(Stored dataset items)
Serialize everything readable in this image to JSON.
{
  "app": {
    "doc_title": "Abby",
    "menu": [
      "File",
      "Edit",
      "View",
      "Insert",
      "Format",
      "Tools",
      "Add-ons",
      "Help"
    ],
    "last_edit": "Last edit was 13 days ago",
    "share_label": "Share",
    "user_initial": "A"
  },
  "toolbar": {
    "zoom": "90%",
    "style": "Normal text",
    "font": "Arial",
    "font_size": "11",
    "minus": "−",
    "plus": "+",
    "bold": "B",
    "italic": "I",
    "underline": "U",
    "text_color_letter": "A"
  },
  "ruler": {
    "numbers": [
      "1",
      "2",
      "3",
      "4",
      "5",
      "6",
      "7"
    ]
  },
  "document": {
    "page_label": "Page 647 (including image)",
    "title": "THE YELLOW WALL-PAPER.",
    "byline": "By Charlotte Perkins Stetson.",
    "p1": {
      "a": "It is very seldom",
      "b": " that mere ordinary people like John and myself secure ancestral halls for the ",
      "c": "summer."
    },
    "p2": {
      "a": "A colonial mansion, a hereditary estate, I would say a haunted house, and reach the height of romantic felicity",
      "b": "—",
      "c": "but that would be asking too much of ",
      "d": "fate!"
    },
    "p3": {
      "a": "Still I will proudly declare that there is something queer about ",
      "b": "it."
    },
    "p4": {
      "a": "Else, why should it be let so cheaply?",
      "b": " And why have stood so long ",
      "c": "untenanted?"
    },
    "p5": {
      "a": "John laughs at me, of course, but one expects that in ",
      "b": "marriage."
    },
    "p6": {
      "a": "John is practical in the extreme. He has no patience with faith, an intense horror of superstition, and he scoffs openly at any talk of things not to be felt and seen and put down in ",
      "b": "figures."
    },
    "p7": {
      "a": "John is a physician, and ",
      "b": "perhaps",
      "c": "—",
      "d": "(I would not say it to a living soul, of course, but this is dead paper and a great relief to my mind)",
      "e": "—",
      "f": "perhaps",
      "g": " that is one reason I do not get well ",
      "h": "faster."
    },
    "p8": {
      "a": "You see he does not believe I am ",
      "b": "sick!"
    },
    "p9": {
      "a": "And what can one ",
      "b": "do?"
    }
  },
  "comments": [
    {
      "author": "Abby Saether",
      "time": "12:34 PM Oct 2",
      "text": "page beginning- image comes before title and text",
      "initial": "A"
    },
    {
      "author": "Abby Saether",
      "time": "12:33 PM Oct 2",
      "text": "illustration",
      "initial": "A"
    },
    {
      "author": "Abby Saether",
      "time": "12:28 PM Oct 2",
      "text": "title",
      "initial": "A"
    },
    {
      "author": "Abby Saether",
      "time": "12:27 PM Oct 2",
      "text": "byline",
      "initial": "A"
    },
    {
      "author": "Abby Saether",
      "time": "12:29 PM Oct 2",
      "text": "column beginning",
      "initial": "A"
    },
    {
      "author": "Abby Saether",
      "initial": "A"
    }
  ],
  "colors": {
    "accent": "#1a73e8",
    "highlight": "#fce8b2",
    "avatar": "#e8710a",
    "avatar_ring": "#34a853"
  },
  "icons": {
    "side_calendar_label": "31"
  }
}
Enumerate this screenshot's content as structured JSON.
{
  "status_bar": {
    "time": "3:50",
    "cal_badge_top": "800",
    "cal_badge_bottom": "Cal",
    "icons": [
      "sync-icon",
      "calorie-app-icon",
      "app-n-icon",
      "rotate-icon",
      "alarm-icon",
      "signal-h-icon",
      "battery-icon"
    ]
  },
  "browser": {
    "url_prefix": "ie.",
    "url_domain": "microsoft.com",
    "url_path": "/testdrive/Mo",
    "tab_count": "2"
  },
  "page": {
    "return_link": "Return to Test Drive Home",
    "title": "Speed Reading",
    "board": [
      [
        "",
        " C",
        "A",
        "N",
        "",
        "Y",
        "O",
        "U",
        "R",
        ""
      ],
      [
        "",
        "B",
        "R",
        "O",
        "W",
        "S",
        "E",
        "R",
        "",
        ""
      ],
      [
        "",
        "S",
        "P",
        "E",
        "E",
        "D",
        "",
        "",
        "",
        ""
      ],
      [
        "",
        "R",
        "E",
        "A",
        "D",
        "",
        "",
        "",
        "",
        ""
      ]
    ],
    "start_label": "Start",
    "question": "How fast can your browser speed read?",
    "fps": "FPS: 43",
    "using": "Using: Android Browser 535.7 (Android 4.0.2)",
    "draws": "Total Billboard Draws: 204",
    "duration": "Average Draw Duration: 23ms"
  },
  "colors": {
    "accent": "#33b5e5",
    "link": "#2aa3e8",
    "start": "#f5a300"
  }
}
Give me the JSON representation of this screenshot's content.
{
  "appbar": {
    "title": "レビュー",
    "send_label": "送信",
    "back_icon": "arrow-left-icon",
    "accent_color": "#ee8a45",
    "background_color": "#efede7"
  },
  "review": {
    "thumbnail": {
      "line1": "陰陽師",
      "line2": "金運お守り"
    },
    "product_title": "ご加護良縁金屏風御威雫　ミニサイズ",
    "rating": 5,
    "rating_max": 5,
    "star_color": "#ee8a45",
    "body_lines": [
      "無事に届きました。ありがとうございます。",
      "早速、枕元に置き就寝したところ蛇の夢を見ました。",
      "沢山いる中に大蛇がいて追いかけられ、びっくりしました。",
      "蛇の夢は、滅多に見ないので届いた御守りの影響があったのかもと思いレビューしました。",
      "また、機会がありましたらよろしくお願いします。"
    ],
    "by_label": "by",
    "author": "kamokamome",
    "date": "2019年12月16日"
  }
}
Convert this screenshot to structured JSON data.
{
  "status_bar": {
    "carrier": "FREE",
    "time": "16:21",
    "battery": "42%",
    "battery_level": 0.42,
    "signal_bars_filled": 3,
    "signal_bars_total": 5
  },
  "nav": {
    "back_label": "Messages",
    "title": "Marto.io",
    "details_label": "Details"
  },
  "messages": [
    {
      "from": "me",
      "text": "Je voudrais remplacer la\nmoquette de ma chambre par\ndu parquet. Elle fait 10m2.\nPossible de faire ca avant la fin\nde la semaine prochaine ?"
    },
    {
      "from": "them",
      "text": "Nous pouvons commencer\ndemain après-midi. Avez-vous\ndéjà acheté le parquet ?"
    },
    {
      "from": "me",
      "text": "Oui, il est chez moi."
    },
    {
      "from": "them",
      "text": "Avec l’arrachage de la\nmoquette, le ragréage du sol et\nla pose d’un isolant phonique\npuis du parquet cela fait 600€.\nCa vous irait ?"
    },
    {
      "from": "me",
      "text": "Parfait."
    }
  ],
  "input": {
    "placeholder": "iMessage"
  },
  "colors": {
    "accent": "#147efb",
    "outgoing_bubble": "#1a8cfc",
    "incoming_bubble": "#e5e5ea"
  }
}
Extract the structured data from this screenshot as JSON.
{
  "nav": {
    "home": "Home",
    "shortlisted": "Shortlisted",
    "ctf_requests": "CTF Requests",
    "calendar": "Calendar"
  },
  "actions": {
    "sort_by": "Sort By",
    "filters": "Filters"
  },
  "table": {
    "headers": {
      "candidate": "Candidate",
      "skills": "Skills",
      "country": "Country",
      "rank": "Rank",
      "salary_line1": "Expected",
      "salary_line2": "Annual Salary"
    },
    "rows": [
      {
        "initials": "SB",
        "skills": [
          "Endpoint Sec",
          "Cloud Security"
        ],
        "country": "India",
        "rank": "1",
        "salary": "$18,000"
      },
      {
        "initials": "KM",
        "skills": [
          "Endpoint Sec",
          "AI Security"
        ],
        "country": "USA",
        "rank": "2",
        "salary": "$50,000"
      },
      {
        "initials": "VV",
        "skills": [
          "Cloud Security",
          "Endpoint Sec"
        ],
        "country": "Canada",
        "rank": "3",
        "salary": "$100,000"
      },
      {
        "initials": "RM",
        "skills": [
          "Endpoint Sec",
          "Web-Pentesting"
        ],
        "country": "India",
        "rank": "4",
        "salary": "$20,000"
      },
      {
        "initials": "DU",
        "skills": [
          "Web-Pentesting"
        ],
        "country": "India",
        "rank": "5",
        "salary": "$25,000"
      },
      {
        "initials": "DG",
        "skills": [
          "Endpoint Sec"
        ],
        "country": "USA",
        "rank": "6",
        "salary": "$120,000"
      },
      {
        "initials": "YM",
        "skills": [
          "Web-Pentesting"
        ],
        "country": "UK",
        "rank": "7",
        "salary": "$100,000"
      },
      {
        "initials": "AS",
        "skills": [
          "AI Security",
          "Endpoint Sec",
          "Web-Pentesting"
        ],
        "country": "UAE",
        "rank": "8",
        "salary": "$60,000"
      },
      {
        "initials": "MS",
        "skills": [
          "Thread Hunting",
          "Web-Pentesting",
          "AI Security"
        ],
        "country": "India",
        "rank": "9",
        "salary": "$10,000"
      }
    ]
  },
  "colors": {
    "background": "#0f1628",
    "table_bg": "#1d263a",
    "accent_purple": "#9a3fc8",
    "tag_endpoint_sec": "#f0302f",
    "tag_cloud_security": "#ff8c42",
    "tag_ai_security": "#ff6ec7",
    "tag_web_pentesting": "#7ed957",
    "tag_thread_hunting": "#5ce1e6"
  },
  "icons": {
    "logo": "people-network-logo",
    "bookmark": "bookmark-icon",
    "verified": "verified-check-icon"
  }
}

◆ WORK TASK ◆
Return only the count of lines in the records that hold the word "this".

◆ ANSWER SPACE ◆
6